Cricket has been an enduring love affair for Morrey, stretching close to 40 years and across five clubs. And he’s still opening up, with the Australian Cricket Society’s Over 60s team.
UK born, he’d started his cricketing journey at the bayside suburb of Seaford. ‘In my first game we were bowled out for 11 in the first innings and nine in the second. None of us had played cricket before we went down to play. Happily we improved.’
Morrey started to perfect his game at St Bede’s in Mentone. By 16 he was playing for Prahran in the threes before steadily moving up the grades to its first XI. Paul played 14 seasons for Prahran where he was regularly playing against interstate standard players and some who would eventually go on to represent Australia. His son, Nicholas, now captains the club’s second XI.
‘It was tough for batsmen back then,’ he says. ‘There was plenty of chirp. Once we played on a mud wicket at South Melbourne, whose team included Max Walker. He took six for 10 and was virtually unplayable.’
He was out that day caught Ian Redpath bowled Walker, both being noted Australian internationals.
Did he wear a helmet? ‘No,’ he said. ‘Julien (Wiener) didn’t, so neither did I.’
At Prahran he opposed one of the most celebrated all-rounders the game has ever seen in West Indian Garry Sobers. He was with some of his Prahran buddies at Dav Whatmore’s indoor nets at Mt Waverley when Sobers strolled in, without any gear and asked if he could have a bat.
‘Simon Davis who played a Test and Andrew Scott, who was also quick, both bowled to him. Garry was 42, had a bung knee and no protective gear and he simply smashed us all,’ he said.

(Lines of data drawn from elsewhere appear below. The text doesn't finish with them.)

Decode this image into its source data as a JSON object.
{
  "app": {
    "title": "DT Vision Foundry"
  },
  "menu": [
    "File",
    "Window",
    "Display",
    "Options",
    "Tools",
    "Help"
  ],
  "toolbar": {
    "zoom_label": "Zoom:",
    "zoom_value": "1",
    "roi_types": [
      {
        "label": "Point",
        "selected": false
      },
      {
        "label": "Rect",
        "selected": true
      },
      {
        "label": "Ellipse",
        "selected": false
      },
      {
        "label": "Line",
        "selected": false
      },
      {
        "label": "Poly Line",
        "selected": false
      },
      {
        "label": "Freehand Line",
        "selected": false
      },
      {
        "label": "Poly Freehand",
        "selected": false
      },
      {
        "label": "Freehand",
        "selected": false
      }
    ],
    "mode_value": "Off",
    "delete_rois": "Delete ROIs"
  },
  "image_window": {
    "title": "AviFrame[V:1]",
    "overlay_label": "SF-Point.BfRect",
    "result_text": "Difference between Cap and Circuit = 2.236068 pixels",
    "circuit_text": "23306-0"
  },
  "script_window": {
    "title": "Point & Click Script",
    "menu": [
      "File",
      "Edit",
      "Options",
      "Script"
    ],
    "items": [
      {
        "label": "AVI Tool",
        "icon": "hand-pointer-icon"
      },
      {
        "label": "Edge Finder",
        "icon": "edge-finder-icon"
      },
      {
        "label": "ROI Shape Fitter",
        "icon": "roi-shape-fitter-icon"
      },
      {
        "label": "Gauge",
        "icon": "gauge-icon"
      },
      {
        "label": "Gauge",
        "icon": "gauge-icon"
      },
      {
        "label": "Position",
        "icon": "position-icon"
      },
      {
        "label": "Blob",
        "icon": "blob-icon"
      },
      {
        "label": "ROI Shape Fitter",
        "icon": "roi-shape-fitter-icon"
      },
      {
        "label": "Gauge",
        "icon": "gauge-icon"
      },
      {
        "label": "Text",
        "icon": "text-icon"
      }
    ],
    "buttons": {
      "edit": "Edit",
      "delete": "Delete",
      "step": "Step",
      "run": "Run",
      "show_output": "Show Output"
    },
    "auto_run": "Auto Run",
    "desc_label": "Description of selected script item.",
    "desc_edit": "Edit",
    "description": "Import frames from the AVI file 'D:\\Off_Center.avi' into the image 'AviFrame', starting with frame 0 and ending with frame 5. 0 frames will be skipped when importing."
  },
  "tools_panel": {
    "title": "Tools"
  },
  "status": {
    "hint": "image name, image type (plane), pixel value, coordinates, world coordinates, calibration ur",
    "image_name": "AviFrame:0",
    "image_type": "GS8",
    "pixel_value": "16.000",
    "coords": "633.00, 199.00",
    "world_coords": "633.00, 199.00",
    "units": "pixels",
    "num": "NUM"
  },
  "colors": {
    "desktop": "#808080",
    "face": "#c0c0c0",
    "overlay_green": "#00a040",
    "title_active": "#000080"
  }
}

Paul later went onto play for Elsternwick in the late 1980s where he was captain of the ones. He also won the batting award during the 1990-91 season coinciding with being involved in Elsternwick’s highest partnership of 219 alongside Robbie Gartrell.
At Ashwood, where he was captain-coach, he led the team to the ‘A’ grade flag in 1996-97. ‘We were playing Marcellin Collage, captained by former Victorian player Michael Dimattina. It was a four-day game or it was meant to be. It rained all the first day, we didn’t start until 2.30 pm on day two. We had no covers. It was a wet deck, we won the toss and bowled first, we bowled them out for 140. By the time we were batting on day four the pitch was dry and we chased them down easily.’
At Ashwood, Paul loved the experience of playing in the same first XI as his son Nick. ‘The opportunity that cricket provides to play with your children is something that I really enjoyed,’ Morrey said. In one game they shared a partnership of 131. Paul’s youngest son James now plays for Ashwood.
Later this year he’s hoping he can gain selection for one of Victorian Over 60s teams come September and the national championships on the Sunshine Coast. Good luck Paul. – DONAL WILSON